URBANA, Ill. – The National Science Foundation recently announced an investment of $3.4 million toward research to improve the productivity of maize. The funds will support a project that will be carried out at four institutions, including the University of Illinois.
The project, led by Andrea Eveland at the Donald Danforth Plant Science Center, will develop novel methods for predicting a plant’s phenotype from its genetic code and precisely manipulating plant architecture traits in maize that enhance yield potential. The collaborative project brings together expertise in molecular genetics, developmental genomics, and statistics to meet the food and fuel demands of a growing population.
Maize is the cereal crop with the highest dollar value in the U.S. and abroad. Maize yields have increased eight-fold in the past century due largely to selecting for optimal architecture at increased planting densities. However, yield gains have plateaued in recent years.
“Developing the next generation of high-yielding varieties will require a detailed knowledgebase of the complex gene networks that control plant morphology, which can be applied to breeding or engineering optimal plant architectures,” said Eveland. “Since the networks controlling different aspects of growth and development are tightly interconnected, it is essential that we understand how manipulation of one trait affects others at the molecular level. This precise level of control is largely coordinated by the non-genic regions of the genome, which we know very little about.
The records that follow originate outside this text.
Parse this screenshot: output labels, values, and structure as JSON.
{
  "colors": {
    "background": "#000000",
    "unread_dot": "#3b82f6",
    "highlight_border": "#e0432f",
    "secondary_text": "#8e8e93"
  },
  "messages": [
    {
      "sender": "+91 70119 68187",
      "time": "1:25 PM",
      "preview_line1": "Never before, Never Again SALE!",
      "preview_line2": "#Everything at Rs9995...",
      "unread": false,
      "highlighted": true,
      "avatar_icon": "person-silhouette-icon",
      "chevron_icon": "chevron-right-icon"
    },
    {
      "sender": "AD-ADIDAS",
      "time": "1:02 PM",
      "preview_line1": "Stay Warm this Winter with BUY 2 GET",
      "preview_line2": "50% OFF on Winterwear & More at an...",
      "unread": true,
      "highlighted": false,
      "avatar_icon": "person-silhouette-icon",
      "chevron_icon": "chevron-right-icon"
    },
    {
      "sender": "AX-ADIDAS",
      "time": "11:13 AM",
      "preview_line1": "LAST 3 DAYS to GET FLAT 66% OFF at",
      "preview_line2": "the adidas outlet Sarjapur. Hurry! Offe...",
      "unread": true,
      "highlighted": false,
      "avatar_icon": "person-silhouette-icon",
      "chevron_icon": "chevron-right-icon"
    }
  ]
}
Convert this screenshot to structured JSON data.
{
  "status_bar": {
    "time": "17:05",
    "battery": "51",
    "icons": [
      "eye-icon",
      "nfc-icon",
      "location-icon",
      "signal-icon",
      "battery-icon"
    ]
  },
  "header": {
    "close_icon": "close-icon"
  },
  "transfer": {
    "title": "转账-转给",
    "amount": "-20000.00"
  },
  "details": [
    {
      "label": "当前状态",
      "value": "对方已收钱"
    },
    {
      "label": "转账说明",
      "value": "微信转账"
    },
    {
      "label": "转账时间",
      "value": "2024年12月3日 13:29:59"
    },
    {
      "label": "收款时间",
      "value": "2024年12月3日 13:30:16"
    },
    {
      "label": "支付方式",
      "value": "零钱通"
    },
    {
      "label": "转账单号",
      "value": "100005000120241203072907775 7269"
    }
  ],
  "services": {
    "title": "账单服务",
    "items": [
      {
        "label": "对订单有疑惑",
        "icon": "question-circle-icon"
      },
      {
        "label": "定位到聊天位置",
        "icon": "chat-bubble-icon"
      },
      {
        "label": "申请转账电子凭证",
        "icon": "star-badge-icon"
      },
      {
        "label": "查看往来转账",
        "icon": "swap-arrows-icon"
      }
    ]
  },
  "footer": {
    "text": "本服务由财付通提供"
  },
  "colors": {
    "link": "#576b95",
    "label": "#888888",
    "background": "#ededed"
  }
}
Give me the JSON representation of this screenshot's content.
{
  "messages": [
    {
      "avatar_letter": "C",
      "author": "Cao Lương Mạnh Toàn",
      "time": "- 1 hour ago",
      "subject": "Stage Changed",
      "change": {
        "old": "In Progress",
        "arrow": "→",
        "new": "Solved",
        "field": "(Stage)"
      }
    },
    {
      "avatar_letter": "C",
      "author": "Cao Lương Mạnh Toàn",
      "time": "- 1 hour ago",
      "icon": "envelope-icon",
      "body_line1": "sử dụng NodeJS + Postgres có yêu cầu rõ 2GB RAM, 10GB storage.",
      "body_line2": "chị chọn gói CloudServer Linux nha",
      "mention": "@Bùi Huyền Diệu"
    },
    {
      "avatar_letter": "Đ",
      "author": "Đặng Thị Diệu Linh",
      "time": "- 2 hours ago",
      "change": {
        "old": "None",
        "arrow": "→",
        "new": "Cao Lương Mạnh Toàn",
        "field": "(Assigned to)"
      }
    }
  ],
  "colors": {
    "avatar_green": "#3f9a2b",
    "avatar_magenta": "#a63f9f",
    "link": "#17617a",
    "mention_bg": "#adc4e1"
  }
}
With this project, we hope to make significant advances in decoding gene regulatory mechanisms connecting important agronomic traits.”
Plant architecture, the number and arrangement of organs (e.g. branches, leaves, flowers) on a plant, is central to crop productivity and has been a primary target in the domestication and improvement of many crops. For example, breeding for upright leaves allows light capture within the lower canopy in dense fields, while optimizing the structure of the grain-bearing panicle improves seed set, grain fill and harvestability. In maize, genes that control leaf angle also affect panicle architecture, so understanding how these traits are connected at the molecular level will enable greater precision in decoupling target outcomes from undesirable effects.
Alexander Lipka, an assistant professor of biometry in the Department of Crop Sciences at U of I, will use cutting edge statistical approaches to pinpoint which subsets of the genome should receive the most attention in follow-up analyses.
“One of the things that excites me the most about this grant is the exploration of multivariate statistical genotype-to-phenotype models that we plan to undertake,” said Lipka. “These models will enable us to distinguish between which genomic regions harbor genes responsible for variation in both leaf angle and panicle architecture and which genomic regions contain genes responsible for only one of these two classes of traits. It is our aim to make these and other statistical approaches we use through the course of this project available to the research community.”
The multi-disciplinary team also includes Patrick Brown of the University of California, Davis and Sarah Hake of the University of California, Berkeley. By integrating molecular and quantitative approaches, the group will define the gene networks that control leaf angle and panicle architecture in maize and map key regulatory loci as targets for manipulating these traits using genome editing technologies. New methods for incorporating biological network information in genomic selection models to predict phenotype from genotype will also be explored.
The project will also include an education component featuring interactive curriculum in quantitative genetics and genomics for high school and rural community college teachers and students.